##### Available records #####
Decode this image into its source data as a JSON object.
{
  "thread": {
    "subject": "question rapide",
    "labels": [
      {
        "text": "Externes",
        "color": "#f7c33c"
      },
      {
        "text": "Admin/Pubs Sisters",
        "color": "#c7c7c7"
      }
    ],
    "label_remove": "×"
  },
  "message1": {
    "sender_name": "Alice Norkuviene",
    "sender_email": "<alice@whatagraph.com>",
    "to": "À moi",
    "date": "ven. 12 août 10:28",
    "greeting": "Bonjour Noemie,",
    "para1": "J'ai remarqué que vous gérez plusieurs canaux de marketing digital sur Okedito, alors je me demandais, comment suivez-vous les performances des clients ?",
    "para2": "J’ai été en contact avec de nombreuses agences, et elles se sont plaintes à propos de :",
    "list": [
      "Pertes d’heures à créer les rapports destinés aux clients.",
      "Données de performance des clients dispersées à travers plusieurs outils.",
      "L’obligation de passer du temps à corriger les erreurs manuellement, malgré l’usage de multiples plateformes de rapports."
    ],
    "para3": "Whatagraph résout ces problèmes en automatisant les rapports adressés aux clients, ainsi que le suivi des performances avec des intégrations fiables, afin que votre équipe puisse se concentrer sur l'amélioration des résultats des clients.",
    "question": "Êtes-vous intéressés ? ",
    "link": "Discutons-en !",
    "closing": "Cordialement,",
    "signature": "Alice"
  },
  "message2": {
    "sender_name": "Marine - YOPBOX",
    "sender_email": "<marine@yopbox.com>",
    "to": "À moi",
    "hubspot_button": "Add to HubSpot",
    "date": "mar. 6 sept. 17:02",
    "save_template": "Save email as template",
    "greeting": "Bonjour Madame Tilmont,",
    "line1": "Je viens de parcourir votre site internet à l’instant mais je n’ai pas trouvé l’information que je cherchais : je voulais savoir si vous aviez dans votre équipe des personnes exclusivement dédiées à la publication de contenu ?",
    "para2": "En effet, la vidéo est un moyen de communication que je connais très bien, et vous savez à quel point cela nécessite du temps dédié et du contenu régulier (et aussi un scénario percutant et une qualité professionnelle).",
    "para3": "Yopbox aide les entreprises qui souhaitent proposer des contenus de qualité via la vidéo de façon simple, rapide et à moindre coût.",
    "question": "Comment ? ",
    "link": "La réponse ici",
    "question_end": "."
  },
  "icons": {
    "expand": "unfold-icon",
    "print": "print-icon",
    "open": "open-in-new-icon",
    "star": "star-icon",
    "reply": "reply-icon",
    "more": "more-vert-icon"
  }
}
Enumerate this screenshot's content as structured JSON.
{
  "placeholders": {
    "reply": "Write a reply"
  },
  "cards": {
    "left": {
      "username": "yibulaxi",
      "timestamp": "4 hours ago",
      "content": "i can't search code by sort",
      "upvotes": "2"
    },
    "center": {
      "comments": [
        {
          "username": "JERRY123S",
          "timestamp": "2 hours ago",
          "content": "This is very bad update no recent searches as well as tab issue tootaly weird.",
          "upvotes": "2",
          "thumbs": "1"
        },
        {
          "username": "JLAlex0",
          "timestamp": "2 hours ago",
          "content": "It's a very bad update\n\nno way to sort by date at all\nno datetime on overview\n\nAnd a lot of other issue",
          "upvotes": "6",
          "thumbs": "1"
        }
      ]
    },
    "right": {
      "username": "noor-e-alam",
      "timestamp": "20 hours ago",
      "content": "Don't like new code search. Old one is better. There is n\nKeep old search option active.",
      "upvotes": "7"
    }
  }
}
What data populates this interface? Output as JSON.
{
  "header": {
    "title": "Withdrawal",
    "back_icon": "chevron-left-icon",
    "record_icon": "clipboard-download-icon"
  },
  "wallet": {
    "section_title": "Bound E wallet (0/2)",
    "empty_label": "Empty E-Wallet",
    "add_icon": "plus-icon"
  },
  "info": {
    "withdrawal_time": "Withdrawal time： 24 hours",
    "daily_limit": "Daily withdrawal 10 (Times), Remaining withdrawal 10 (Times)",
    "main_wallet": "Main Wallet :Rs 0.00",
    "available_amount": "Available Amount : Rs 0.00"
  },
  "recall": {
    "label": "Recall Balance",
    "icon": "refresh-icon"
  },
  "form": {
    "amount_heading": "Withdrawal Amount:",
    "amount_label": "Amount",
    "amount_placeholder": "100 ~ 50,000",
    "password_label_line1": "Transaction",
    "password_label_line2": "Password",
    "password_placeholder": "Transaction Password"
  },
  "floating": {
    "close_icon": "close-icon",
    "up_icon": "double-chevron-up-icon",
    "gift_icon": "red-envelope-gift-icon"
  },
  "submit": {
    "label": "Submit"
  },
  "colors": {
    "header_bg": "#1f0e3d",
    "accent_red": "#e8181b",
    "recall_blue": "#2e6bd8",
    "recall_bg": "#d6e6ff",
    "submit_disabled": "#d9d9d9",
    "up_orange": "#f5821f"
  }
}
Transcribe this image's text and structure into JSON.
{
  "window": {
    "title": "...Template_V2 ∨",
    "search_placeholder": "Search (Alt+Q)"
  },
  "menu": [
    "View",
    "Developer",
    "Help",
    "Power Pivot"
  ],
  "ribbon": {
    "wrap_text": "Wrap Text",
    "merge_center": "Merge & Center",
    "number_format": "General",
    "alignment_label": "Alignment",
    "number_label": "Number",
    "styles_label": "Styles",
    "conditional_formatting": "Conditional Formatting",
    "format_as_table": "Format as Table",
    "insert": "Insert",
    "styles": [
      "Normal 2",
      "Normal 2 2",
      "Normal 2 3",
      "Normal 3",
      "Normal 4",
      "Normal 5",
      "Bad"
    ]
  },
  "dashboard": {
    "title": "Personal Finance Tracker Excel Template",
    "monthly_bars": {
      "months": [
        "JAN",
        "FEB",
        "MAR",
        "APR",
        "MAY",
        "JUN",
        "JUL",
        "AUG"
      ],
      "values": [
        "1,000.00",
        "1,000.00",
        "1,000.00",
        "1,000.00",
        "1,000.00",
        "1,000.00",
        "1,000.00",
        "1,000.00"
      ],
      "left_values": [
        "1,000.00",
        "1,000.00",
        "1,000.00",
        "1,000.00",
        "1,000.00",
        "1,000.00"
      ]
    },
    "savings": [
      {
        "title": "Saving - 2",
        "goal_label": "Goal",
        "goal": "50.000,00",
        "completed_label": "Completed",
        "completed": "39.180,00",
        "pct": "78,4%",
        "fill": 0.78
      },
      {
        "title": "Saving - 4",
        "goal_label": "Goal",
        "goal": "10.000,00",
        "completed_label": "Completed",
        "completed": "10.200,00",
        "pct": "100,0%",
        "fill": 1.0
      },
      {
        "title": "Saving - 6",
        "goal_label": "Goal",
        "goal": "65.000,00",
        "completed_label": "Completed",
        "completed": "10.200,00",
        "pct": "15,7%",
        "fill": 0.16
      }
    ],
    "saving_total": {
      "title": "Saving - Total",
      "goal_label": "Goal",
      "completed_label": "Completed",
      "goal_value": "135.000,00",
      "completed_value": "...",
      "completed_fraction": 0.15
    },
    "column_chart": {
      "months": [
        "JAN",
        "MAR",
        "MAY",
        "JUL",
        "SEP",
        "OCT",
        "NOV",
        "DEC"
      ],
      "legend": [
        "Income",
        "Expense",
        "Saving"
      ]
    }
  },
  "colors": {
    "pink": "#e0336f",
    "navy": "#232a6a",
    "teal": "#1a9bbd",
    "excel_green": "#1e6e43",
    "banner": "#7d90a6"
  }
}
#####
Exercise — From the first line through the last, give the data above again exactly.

Response —
Decode this image into its source data as a JSON object.
{
  "thread": {
    "subject": "question rapide",
    "labels": [
      {
        "text": "Externes",
        "color": "#f7c33c"
      },
      {
        "text": "Admin/Pubs Sisters",
        "color": "#c7c7c7"
      }
    ],
    "label_remove": "×"
  },
  "message1": {
    "sender_name": "Alice Norkuviene",
    "sender_email": "<alice@whatagraph.com>",
    "to": "À moi",
    "date": "ven. 12 août 10:28",
    "greeting": "Bonjour Noemie,",
    "para1": "J'ai remarqué que vous gérez plusieurs canaux de marketing digital sur Okedito, alors je me demandais, comment suivez-vous les performances des clients ?",
    "para2": "J’ai été en contact avec de nombreuses agences, et elles se sont plaintes à propos de :",
    "list": [
      "Pertes d’heures à créer les rapports destinés aux clients.",
      "Données de performance des clients dispersées à travers plusieurs outils.",
      "L’obligation de passer du temps à corriger les erreurs manuellement, malgré l’usage de multiples plateformes de rapports."
    ],
    "para3": "Whatagraph résout ces problèmes en automatisant les rapports adressés aux clients, ainsi que le suivi des performances avec des intégrations fiables, afin que votre équipe puisse se concentrer sur l'amélioration des résultats des clients.",
    "question": "Êtes-vous intéressés ? ",
    "link": "Discutons-en !",
    "closing": "Cordialement,",
    "signature": "Alice"
  },
  "message2": {
    "sender_name": "Marine - YOPBOX",
    "sender_email": "<marine@yopbox.com>",
    "to": "À moi",
    "hubspot_button": "Add to HubSpot",
    "date": "mar. 6 sept. 17:02",
    "save_template": "Save email as template",
    "greeting": "Bonjour Madame Tilmont,",
    "line1": "Je viens de parcourir votre site internet à l’instant mais je n’ai pas trouvé l’information que je cherchais : je voulais savoir si vous aviez dans votre équipe des personnes exclusivement dédiées à la publication de contenu ?",
    "para2": "En effet, la vidéo est un moyen de communication que je connais très bien, et vous savez à quel point cela nécessite du temps dédié et du contenu régulier (et aussi un scénario percutant et une qualité professionnelle).",
    "para3": "Yopbox aide les entreprises qui souhaitent proposer des contenus de qualité via la vidéo de façon simple, rapide et à moindre coût.",
    "question": "Comment ? ",
    "link": "La réponse ici",
    "question_end": "."
  },
  "icons": {
    "expand": "unfold-icon",
    "print": "print-icon",
    "open": "open-in-new-icon",
    "star": "star-icon",
    "reply": "reply-icon",
    "more": "more-vert-icon"
  }
}
Enumerate this screenshot's content as structured JSON.
{
  "placeholders": {
    "reply": "Write a reply"
  },
  "cards": {
    "left": {
      "username": "yibulaxi",
      "timestamp": "4 hours ago",
      "content": "i can't search code by sort",
      "upvotes": "2"
    },
    "center": {
      "comments": [
        {
          "username": "JERRY123S",
          "timestamp": "2 hours ago",
          "content": "This is very bad update no recent searches as well as tab issue tootaly weird.",
          "upvotes": "2",
          "thumbs": "1"
        },
        {
          "username": "JLAlex0",
          "timestamp": "2 hours ago",
          "content": "It's a very bad update\n\nno way to sort by date at all\nno datetime on overview\n\nAnd a lot of other issue",
          "upvotes": "6",
          "thumbs": "1"
        }
      ]
    },
    "right": {
      "username": "noor-e-alam",
      "timestamp": "20 hours ago",
      "content": "Don't like new code search. Old one is better. There is n\nKeep old search option active.",
      "upvotes": "7"
    }
  }
}
What data populates this interface? Output as JSON.
{
  "header": {
    "title": "Withdrawal",
    "back_icon": "chevron-left-icon",
    "record_icon": "clipboard-download-icon"
  },
  "wallet": {
    "section_title": "Bound E wallet (0/2)",
    "empty_label": "Empty E-Wallet",
    "add_icon": "plus-icon"
  },
  "info": {
    "withdrawal_time": "Withdrawal time： 24 hours",
    "daily_limit": "Daily withdrawal 10 (Times), Remaining withdrawal 10 (Times)",
    "main_wallet": "Main Wallet :Rs 0.00",
    "available_amount": "Available Amount : Rs 0.00"
  },
  "recall": {
    "label": "Recall Balance",
    "icon": "refresh-icon"
  },
  "form": {
    "amount_heading": "Withdrawal Amount:",
    "amount_label": "Amount",
    "amount_placeholder": "100 ~ 50,000",
    "password_label_line1": "Transaction",
    "password_label_line2": "Password",
    "password_placeholder": "Transaction Password"
  },
  "floating": {
    "close_icon": "close-icon",
    "up_icon": "double-chevron-up-icon",
    "gift_icon": "red-envelope-gift-icon"
  },
  "submit": {
    "label": "Submit"
  },
  "colors": {
    "header_bg": "#1f0e3d",
    "accent_red": "#e8181b",
    "recall_blue": "#2e6bd8",
    "recall_bg": "#d6e6ff",
    "submit_disabled": "#d9d9d9",
    "up_orange": "#f5821f"
  }
}
Transcribe this image's text and structure into JSON.
{
  "window": {
    "title": "...Template_V2 ∨",
    "search_placeholder": "Search (Alt+Q)"
  },
  "menu": [
    "View",
    "Developer",
    "Help",
    "Power Pivot"
  ],
  "ribbon": {
    "wrap_text": "Wrap Text",
    "merge_center": "Merge & Center",
    "number_format": "General",
    "alignment_label": "Alignment",
    "number_label": "Number",
    "styles_label": "Styles",
    "conditional_formatting": "Conditional Formatting",
    "format_as_table": "Format as Table",
    "insert": "Insert",
    "styles": [
      "Normal 2",
      "Normal 2 2",
      "Normal 2 3",
      "Normal 3",
      "Normal 4",
      "Normal 5",
      "Bad"
    ]
  },
  "dashboard": {
    "title": "Personal Finance Tracker Excel Template",
    "monthly_bars": {
      "months": [
        "JAN",
        "FEB",
        "MAR",
        "APR",
        "MAY",
        "JUN",
        "JUL",
        "AUG"
      ],
      "values": [
        "1,000.00",
        "1,000.00",
        "1,000.00",
        "1,000.00",
        "1,000.00",
        "1,000.00",
        "1,000.00",
        "1,000.00"
      ],
      "left_values": [
        "1,000.00",
        "1,000.00",
        "1,000.00",
        "1,000.00",
        "1,000.00",
        "1,000.00"
      ]
    },
    "savings": [
      {
        "title": "Saving - 2",
        "goal_label": "Goal",
        "goal": "50.000,00",
        "completed_label": "Completed",
        "completed": "39.180,00",
        "pct": "78,4%",
        "fill": 0.78
      },
      {
        "title": "Saving - 4",
        "goal_label": "Goal",
        "goal": "10.000,00",
        "completed_label": "Completed",
        "completed": "10.200,00",
        "pct": "100,0%",
        "fill": 1.0
      },
      {
        "title": "Saving - 6",
        "goal_label": "Goal",
        "goal": "65.000,00",
        "completed_label": "Completed",
        "completed": "10.200,00",
        "pct": "15,7%",
        "fill": 0.16
      }
    ],
    "saving_total": {
      "title": "Saving - Total",
      "goal_label": "Goal",
      "completed_label": "Completed",
      "goal_value": "135.000,00",
      "completed_value": "...",
      "completed_fraction": 0.15
    },
    "column_chart": {
      "months": [
        "JAN",
        "MAR",
        "MAY",
        "JUL",
        "SEP",
        "OCT",
        "NOV",
        "DEC"
      ],
      "legend": [
        "Income",
        "Expense",
        "Saving"
      ]
    }
  },
  "colors": {
    "pink": "#e0336f",
    "navy": "#232a6a",
    "teal": "#1a9bbd",
    "excel_green": "#1e6e43",
    "banner": "#7d90a6"
  }
}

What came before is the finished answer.